New figures published by the government today reveal how well the country’s multi-academy trusts are performing.
The Department for Education’s MAT league tables rank chains based on their progress scores and other metrics recorded in last summer’s GCSEs.
The data covers 102 trusts with three or more schools that have been with them for at least three years.
Here’s what we found.
1. MAT progress scores have improved, but they’re still behind
Nationally, the progress 8 score of pupils in MATs measured in the league tables was -0.02 last year.
This is up from -0.04 in 2018, but still below the 0.01 score for all state-funded mainstream schools.
The proportion of MATs with below-average progress scores is also larger than the proportion with above-average scores, at 39 per cent and 31 per cent respectively.
The EBacc entry rate among MATs was 38 per cent last year. Among state-funded mainstream schools more widely, it was 41 per cent.
2. Star Academies still in pole position, but progress score halved
Star Academies, which topped last year’s MAT league tables under its previous name, Tauheedul, is number one for Progress 8 again this year, with an average score of 0.74.
However, this is a lot lower than the trust’s score in 2018, which was 1.42.
The trust is closely followed by the Dixons Academies trust, with a score of 0.72 (down from 0.83 last year) and the Cardinal Hume Academies Trust on 0.71.
Overall, six trusts have “well above average” progress scores. The other three are the Diocese of London (0.6), the Education and Leadership Trust (0.59) and the Gorse Academies Trust (0.59).

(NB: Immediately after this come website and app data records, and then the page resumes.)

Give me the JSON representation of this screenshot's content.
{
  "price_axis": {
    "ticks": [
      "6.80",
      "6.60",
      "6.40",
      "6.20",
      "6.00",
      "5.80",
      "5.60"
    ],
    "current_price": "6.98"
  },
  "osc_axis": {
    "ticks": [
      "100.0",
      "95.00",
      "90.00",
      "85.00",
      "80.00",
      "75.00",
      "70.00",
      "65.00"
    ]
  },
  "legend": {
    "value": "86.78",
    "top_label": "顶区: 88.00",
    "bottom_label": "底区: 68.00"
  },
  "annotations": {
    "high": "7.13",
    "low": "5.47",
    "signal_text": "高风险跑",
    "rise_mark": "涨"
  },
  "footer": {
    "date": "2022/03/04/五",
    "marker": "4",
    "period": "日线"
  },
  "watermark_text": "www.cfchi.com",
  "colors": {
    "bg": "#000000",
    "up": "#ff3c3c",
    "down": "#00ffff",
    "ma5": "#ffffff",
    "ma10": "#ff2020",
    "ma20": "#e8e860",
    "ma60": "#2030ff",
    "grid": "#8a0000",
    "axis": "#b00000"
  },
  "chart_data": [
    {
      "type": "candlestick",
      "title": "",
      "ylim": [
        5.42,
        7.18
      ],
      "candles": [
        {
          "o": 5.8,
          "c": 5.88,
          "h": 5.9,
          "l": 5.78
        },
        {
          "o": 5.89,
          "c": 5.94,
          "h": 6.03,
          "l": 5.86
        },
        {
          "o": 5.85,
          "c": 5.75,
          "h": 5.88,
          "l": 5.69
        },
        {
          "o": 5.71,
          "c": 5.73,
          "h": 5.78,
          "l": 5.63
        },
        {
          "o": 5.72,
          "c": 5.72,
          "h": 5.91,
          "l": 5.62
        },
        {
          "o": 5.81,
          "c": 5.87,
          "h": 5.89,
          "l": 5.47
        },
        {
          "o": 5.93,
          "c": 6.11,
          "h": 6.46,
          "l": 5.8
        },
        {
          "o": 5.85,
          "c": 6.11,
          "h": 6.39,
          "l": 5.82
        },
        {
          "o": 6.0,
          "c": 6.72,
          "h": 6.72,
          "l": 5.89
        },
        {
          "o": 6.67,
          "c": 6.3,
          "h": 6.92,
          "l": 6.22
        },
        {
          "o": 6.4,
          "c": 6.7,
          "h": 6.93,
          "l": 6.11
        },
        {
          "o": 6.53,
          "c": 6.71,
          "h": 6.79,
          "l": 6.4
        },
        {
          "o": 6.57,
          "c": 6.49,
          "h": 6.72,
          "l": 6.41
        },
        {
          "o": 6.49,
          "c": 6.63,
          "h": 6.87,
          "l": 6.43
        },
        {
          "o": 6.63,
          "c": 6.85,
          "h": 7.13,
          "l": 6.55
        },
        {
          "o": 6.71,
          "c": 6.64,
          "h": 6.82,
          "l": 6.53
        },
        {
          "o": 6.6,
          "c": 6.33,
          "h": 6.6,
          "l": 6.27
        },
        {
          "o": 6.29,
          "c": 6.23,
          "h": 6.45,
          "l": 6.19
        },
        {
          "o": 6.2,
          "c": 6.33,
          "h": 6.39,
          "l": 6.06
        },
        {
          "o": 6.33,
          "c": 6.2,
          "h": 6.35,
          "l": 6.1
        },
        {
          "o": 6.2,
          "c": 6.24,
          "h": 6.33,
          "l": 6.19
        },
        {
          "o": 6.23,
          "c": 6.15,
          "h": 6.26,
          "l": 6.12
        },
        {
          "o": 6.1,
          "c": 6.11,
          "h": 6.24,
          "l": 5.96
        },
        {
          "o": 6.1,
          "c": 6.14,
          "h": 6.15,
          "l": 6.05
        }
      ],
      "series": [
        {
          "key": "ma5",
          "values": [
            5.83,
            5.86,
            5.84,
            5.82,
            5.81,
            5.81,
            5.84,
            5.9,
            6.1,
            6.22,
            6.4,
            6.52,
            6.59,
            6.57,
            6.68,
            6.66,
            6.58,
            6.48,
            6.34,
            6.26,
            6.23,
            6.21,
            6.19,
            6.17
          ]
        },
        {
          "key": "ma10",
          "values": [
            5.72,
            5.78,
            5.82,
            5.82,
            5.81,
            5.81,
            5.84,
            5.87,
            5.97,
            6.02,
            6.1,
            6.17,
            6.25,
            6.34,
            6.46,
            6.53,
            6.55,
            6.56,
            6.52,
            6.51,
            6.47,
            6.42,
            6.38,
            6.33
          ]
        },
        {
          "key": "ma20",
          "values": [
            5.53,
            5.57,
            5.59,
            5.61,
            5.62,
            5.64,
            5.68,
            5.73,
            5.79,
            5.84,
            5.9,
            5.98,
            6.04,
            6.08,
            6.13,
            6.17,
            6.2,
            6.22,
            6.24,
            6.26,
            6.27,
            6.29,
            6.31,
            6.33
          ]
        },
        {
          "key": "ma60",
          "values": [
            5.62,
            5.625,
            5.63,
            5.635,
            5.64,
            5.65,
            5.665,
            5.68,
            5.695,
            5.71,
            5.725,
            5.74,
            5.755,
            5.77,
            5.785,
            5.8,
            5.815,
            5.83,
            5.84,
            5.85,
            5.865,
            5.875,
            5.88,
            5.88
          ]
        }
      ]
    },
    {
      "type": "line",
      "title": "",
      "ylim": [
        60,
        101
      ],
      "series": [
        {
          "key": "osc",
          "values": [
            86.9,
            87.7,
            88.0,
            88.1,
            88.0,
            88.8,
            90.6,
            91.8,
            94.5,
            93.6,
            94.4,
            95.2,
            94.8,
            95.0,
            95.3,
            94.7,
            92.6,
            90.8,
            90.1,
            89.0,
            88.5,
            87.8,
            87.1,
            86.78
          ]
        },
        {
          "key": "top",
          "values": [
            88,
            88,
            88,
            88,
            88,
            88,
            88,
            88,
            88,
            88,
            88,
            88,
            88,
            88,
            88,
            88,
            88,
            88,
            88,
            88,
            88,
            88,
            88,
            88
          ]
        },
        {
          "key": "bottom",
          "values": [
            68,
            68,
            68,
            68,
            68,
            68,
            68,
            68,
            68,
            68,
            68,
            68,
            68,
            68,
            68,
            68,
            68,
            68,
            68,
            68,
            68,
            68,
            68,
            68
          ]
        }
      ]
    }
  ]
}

3. Trust founded by Presidents Club co-chair is bottom of the league
At the bottom of the league table for Progress 8 is the Meller Educational Trust, an academy chain founded by former DfE board member David Meller. The trust had an average progress score of -0.67 last year.
Meller took a leave of absence from the trust in early 2018 following allegations of sexual harassment by diners at the exclusive Presidents Club charity dinner, of which he was an organiser and co-chair. Company records show he resigned as a trustee in February 2018.
Other trusts at the bottom include the University of Wolverhampton multi-academy trust, which has been criticised for its financial management, and the University of Chester Academies Trust, which has since given up all of its schools.
4. The disadvantage gap is still widening
Updated headline data for all state-funded schools has also been published today. It means we can analyse the performance of different groups of pupils.
The data shows that the disadvantage gap – the difference in performance between poorer pupils and their better-off peers – widened again last year.
The gap of 3.70 in 2019 is higher than it was in 2018 (3.68) and 2017 (3.66), but is still lower than it was in 2011 (4.07). The gap was closing until 2017.
Dr. Maria Neophytou, director of social mobility charity Impetus, said the gap was closing “so slowly it will take until 2066 to close the gap entirely”.
“That’s a hundred year’s from England’s men winning the football world cup,” she added.
“It’s unacceptable that too many young people leave school without vital passes in English and maths – the absolute basics.”
5. Progress of white pupils worsens
The average progress score of white pupils slumped last year, while most other ethnicities saw their progress improve.
White pupils had an average progress 8 score of -0.11 in 2019, lower than the -0.10 they scored in 2018.
At the same time, the progress scores of mixed-race pupils improved from -0.02 to 0, black pupils from 0.12 to 0.13 and Asian pupils from 0.45 to 0.47.
Only Chinese pupils also saw their average progress score fall – from 1.03 in 2018, to 0.86 last year, though they remain the highest performing ethnic group in terms of progress 8.
However, the data is based on the outcomes of just 1,697 Chinese pupils, meaning it is easier for large fluctuations in scores as these can be based on the results of a smaller number of pupils.
Although black pupils overall had an above-average progress 8 score in 2019, this masks poor performance among black Caribbean pupils, who had an average score of -0.31.
The lowest-performing sub-group was those of Irish traveller heritage, who had an average progress score of -1.05.
6. SEN pupils still far behind their peers
Pupils with special educational needs are still massively underperforming when it comes to both their progress 8 and attainment 8 scores.
In 2019, the average attainment 8 score among SEN pupils was 27.6, compared with a score of 49.9 for pupils without SEN.
SEN pupils had an average progress 8 score of -0.62, while those with no identified SEN scored 0.08.
The gap is even wider for those with a statement of SEN or education, health and care plan, who scored an average progress 8 score of -1.17.
“Some groups of disadvantaged pupils make less progress than others because of challenges in their lives, and this can penalise schools with more disadvantaged pupils,” warned Duncan Baldwin, deputy policy director of the Association of School and College Leaders.
The data also shows smaller gaps between boys and girls (44 and 49.5 respectively) and disadvantaged and non-disadvantaged pupils (36.7 and 50.3).
Native English speakers and those whose first language is not English have very similar average attainment 8 scores.